Problem description:
Reproduce all entries verbatim, with nothing added or dropped.

Provided records:
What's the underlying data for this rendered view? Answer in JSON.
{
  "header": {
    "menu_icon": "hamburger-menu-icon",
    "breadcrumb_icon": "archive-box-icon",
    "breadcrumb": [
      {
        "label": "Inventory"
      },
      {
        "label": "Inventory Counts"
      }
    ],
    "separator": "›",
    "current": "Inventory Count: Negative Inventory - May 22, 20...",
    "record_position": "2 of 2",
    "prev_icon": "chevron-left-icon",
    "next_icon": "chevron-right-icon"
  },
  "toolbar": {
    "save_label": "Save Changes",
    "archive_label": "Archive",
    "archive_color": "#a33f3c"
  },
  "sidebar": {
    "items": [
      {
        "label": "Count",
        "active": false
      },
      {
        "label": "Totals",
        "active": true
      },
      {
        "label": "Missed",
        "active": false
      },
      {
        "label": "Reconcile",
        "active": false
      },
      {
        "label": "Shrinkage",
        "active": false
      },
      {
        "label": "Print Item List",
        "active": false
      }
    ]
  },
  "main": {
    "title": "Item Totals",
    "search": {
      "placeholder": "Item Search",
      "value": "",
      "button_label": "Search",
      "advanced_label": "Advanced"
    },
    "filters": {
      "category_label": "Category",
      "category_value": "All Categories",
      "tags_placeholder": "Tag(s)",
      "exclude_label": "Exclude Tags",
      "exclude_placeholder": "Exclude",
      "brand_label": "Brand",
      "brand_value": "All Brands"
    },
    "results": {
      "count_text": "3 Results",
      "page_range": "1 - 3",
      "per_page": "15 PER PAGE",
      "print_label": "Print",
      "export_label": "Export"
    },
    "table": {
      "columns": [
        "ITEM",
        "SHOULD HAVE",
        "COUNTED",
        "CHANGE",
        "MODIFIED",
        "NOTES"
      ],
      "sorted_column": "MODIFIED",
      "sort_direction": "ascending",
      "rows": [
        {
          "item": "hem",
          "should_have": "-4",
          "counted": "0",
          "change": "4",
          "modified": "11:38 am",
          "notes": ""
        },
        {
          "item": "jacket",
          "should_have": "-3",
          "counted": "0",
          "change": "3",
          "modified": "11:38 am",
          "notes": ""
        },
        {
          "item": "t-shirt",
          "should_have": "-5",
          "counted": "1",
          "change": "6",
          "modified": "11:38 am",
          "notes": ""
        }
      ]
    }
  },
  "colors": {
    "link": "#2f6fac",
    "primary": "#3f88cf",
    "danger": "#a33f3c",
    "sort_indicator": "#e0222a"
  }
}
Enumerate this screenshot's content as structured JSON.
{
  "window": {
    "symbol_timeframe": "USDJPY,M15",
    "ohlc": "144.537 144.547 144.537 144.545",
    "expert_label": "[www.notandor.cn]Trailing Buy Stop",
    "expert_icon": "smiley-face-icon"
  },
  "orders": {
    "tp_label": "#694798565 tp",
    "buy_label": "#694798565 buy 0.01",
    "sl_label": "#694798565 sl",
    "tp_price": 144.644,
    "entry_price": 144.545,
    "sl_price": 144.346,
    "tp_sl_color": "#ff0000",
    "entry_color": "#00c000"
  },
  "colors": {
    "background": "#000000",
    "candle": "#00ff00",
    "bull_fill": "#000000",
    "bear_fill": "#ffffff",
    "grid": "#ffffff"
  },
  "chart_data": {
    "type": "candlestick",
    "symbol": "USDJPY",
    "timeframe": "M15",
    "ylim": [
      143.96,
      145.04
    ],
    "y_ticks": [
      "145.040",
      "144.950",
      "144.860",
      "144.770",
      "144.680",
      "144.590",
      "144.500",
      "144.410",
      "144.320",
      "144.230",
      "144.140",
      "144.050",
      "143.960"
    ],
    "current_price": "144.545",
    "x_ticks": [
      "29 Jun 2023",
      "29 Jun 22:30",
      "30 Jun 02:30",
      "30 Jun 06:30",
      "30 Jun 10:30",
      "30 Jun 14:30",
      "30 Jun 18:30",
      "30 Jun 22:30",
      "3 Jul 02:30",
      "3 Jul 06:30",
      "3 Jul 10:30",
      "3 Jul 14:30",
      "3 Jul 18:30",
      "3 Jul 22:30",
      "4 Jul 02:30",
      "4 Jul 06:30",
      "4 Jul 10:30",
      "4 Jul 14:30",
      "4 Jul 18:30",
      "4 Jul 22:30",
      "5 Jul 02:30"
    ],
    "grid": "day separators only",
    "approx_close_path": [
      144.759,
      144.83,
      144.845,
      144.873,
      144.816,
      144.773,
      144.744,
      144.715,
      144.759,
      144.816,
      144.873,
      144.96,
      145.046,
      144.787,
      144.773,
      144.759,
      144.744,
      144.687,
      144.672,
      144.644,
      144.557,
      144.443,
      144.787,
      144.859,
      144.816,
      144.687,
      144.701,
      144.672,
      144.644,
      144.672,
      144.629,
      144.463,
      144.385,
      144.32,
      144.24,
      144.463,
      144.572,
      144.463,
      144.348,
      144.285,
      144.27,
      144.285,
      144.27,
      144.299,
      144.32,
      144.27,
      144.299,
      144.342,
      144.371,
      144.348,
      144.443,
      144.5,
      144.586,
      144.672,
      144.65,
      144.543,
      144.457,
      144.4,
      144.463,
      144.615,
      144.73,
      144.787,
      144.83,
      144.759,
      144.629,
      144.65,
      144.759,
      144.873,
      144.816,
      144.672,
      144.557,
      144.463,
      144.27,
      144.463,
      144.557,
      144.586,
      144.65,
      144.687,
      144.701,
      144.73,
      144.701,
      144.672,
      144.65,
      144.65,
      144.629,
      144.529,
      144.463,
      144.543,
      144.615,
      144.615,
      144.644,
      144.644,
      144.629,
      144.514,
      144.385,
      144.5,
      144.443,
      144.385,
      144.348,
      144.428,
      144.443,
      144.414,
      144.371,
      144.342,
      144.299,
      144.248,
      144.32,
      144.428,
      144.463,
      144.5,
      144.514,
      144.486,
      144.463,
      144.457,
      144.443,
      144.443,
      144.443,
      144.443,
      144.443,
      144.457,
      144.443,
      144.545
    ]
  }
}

Solution for this problem:
What's the underlying data for this rendered view? Answer in JSON.
{
  "header": {
    "menu_icon": "hamburger-menu-icon",
    "breadcrumb_icon": "archive-box-icon",
    "breadcrumb": [
      {
        "label": "Inventory"
      },
      {
        "label": "Inventory Counts"
      }
    ],
    "separator": "›",
    "current": "Inventory Count: Negative Inventory - May 22, 20...",
    "record_position": "2 of 2",
    "prev_icon": "chevron-left-icon",
    "next_icon": "chevron-right-icon"
  },
  "toolbar": {
    "save_label": "Save Changes",
    "archive_label": "Archive",
    "archive_color": "#a33f3c"
  },
  "sidebar": {
    "items": [
      {
        "label": "Count",
        "active": false
      },
      {
        "label": "Totals",
        "active": true
      },
      {
        "label": "Missed",
        "active": false
      },
      {
        "label": "Reconcile",
        "active": false
      },
      {
        "label": "Shrinkage",
        "active": false
      },
      {
        "label": "Print Item List",
        "active": false
      }
    ]
  },
  "main": {
    "title": "Item Totals",
    "search": {
      "placeholder": "Item Search",
      "value": "",
      "button_label": "Search",
      "advanced_label": "Advanced"
    },
    "filters": {
      "category_label": "Category",
      "category_value": "All Categories",
      "tags_placeholder": "Tag(s)",
      "exclude_label": "Exclude Tags",
      "exclude_placeholder": "Exclude",
      "brand_label": "Brand",
      "brand_value": "All Brands"
    },
    "results": {
      "count_text": "3 Results",
      "page_range": "1 - 3",
      "per_page": "15 PER PAGE",
      "print_label": "Print",
      "export_label": "Export"
    },
    "table": {
      "columns": [
        "ITEM",
        "SHOULD HAVE",
        "COUNTED",
        "CHANGE",
        "MODIFIED",
        "NOTES"
      ],
      "sorted_column": "MODIFIED",
      "sort_direction": "ascending",
      "rows": [
        {
          "item": "hem",
          "should_have": "-4",
          "counted": "0",
          "change": "4",
          "modified": "11:38 am",
          "notes": ""
        },
        {
          "item": "jacket",
          "should_have": "-3",
          "counted": "0",
          "change": "3",
          "modified": "11:38 am",
          "notes": ""
        },
        {
          "item": "t-shirt",
          "should_have": "-5",
          "counted": "1",
          "change": "6",
          "modified": "11:38 am",
          "notes": ""
        }
      ]
    }
  },
  "colors": {
    "link": "#2f6fac",
    "primary": "#3f88cf",
    "danger": "#a33f3c",
    "sort_indicator": "#e0222a"
  }
}
Enumerate this screenshot's content as structured JSON.
{
  "window": {
    "symbol_timeframe": "USDJPY,M15",
    "ohlc": "144.537 144.547 144.537 144.545",
    "expert_label": "[www.notandor.cn]Trailing Buy Stop",
    "expert_icon": "smiley-face-icon"
  },
  "orders": {
    "tp_label": "#694798565 tp",
    "buy_label": "#694798565 buy 0.01",
    "sl_label": "#694798565 sl",
    "tp_price": 144.644,
    "entry_price": 144.545,
    "sl_price": 144.346,
    "tp_sl_color": "#ff0000",
    "entry_color": "#00c000"
  },
  "colors": {
    "background": "#000000",
    "candle": "#00ff00",
    "bull_fill": "#000000",
    "bear_fill": "#ffffff",
    "grid": "#ffffff"
  },
  "chart_data": {
    "type": "candlestick",
    "symbol": "USDJPY",
    "timeframe": "M15",
    "ylim": [
      143.96,
      145.04
    ],
    "y_ticks": [
      "145.040",
      "144.950",
      "144.860",
      "144.770",
      "144.680",
      "144.590",
      "144.500",
      "144.410",
      "144.320",
      "144.230",
      "144.140",
      "144.050",
      "143.960"
    ],
    "current_price": "144.545",
    "x_ticks": [
      "29 Jun 2023",
      "29 Jun 22:30",
      "30 Jun 02:30",
      "30 Jun 06:30",
      "30 Jun 10:30",
      "30 Jun 14:30",
      "30 Jun 18:30",
      "30 Jun 22:30",
      "3 Jul 02:30",
      "3 Jul 06:30",
      "3 Jul 10:30",
      "3 Jul 14:30",
      "3 Jul 18:30",
      "3 Jul 22:30",
      "4 Jul 02:30",
      "4 Jul 06:30",
      "4 Jul 10:30",
      "4 Jul 14:30",
      "4 Jul 18:30",
      "4 Jul 22:30",
      "5 Jul 02:30"
    ],
    "grid": "day separators only",
    "approx_close_path": [
      144.759,
      144.83,
      144.845,
      144.873,
      144.816,
      144.773,
      144.744,
      144.715,
      144.759,
      144.816,
      144.873,
      144.96,
      145.046,
      144.787,
      144.773,
      144.759,
      144.744,
      144.687,
      144.672,
      144.644,
      144.557,
      144.443,
      144.787,
      144.859,
      144.816,
      144.687,
      144.701,
      144.672,
      144.644,
      144.672,
      144.629,
      144.463,
      144.385,
      144.32,
      144.24,
      144.463,
      144.572,
      144.463,
      144.348,
      144.285,
      144.27,
      144.285,
      144.27,
      144.299,
      144.32,
      144.27,
      144.299,
      144.342,
      144.371,
      144.348,
      144.443,
      144.5,
      144.586,
      144.672,
      144.65,
      144.543,
      144.457,
      144.4,
      144.463,
      144.615,
      144.73,
      144.787,
      144.83,
      144.759,
      144.629,
      144.65,
      144.759,
      144.873,
      144.816,
      144.672,
      144.557,
      144.463,
      144.27,
      144.463,
      144.557,
      144.586,
      144.65,
      144.687,
      144.701,
      144.73,
      144.701,
      144.672,
      144.65,
      144.65,
      144.629,
      144.529,
      144.463,
      144.543,
      144.615,
      144.615,
      144.644,
      144.644,
      144.629,
      144.514,
      144.385,
      144.5,
      144.443,
      144.385,
      144.348,
      144.428,
      144.443,
      144.414,
      144.371,
      144.342,
      144.299,
      144.248,
      144.32,
      144.428,
      144.463,
      144.5,
      144.514,
      144.486,
      144.463,
      144.457,
      144.443,
      144.443,
      144.443,
      144.443,
      144.443,
      144.457,
      144.443,
      144.545
    ]
  }
}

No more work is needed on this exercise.